Because transactions only need a reference to just two previous ones, the network is an asynchronous one. A potentially limitless number of transactions can be posted and verified by the network, provided there is enough activity being conducted on the network.

Its interesting to note that IOTA also utilizes a technology called Winternitz signatures to cryptographically secure transactions. This technology is thought to be secure against quantum computers and their potential attacks. A trait that most other cryptocurrencies do not possess.

The IOTA Vision and Purpose: Machine Economy

    IOTA was created with the intention to facilitate the “machine economy.” Our society, now more than ever, is being increasingly powered by machines that facilitate, oversee, and conduct transactions. This paradigm is categorized as the “Internet of Things” (IoT) industry. Because the IOTA network is enabled to rapidly transact completely arbitrary amount of currency in a secure and decentralized manner without the need for users to pay for fees, machines that wish to conduct financial activity with one another on a large and rapid scale can now leverage the Tangle to do so.

IOTA and The Internet of Things

The ever-evolving industry of Internet of Things

IOTA’s incredibly large and fixed supply, at exactly 2,779,530,283,277,761 (2.779 x 10^15) units also lends itself true to its vision. The vast amount of IOTA that exists paves the way for microtransactions to occur amongst thousands of devices simultaneously. This supply was entirely mined at the conception of the IOTA network, thus making it deflationary. In a case where coins are pre-mined and then distributed according to this, there is a fair amount of controversy in regards to the degree of distribution of the coins to prevent centralization of assets. However, the IOTA Foundation claims that coins are distributed relatively equally.

IOTA’s large supply also makes it necessary to refer to the number of IOTA as MIOTA (i.e. 1 million IOTA). Exchange prices for IOTA usually list prices for a single MIOTA.



Where can you buy IOTA?

IOTA can be bought primarily on popular cryptocurrency exchanges Bitfinex and Binance. A full list of all exchanges that sell IOTA can be found here.

Where can you store IOTA?

IOTA’s use of uncommon and quantum-resistant cryptography initially resulted in difficulty in terms of wallet-usage. This is because keys can only be used to sign an address once before being rendered invalid. As such, the number of widely available public wallets is currently limited as the community attempts to build around this cryptography, with promising upcoming solutions such as the Trinity wallet.
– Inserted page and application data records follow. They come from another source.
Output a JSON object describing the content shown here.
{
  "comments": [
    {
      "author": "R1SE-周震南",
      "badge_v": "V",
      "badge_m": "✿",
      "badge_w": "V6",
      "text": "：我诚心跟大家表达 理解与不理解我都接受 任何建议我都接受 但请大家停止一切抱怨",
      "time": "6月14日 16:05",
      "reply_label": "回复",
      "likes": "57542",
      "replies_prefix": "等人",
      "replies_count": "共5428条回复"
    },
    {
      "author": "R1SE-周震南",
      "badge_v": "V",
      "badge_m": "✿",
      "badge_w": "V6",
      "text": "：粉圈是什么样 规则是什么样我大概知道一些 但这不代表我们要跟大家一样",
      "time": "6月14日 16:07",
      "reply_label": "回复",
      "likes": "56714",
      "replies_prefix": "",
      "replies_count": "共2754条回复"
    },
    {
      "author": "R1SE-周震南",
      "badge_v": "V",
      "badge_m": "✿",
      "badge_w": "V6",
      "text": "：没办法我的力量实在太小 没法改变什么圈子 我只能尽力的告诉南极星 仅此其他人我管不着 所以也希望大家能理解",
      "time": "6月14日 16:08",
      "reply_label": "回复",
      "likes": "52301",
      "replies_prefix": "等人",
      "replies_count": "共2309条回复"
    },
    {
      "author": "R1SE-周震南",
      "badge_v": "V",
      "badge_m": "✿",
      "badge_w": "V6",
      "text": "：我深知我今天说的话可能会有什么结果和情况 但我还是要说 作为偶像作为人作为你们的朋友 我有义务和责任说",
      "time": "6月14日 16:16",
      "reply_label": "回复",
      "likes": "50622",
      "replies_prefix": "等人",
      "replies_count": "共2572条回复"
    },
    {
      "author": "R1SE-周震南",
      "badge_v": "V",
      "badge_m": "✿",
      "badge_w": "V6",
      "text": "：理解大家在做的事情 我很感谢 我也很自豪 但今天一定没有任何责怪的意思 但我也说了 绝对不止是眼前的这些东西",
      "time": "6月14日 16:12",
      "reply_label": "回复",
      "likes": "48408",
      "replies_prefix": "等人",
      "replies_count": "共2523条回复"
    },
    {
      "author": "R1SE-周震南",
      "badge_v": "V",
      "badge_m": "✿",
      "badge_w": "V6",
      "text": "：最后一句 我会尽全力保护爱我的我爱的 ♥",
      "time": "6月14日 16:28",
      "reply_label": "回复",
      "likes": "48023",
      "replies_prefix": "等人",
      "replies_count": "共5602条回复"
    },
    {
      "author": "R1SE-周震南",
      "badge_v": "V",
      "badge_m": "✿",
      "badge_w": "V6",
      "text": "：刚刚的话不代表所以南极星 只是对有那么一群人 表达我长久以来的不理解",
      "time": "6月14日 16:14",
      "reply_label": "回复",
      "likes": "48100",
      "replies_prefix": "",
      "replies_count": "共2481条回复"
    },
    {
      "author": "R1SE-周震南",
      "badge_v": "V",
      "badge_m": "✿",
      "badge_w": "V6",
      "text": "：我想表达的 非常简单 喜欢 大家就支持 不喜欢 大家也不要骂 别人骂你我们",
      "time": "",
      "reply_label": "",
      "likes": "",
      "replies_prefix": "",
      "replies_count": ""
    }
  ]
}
The most common way to store IOTA at the moment is to use the official IOTA wallet. The set up of this wallet requires a small degree of but is effectively outlined in this guide.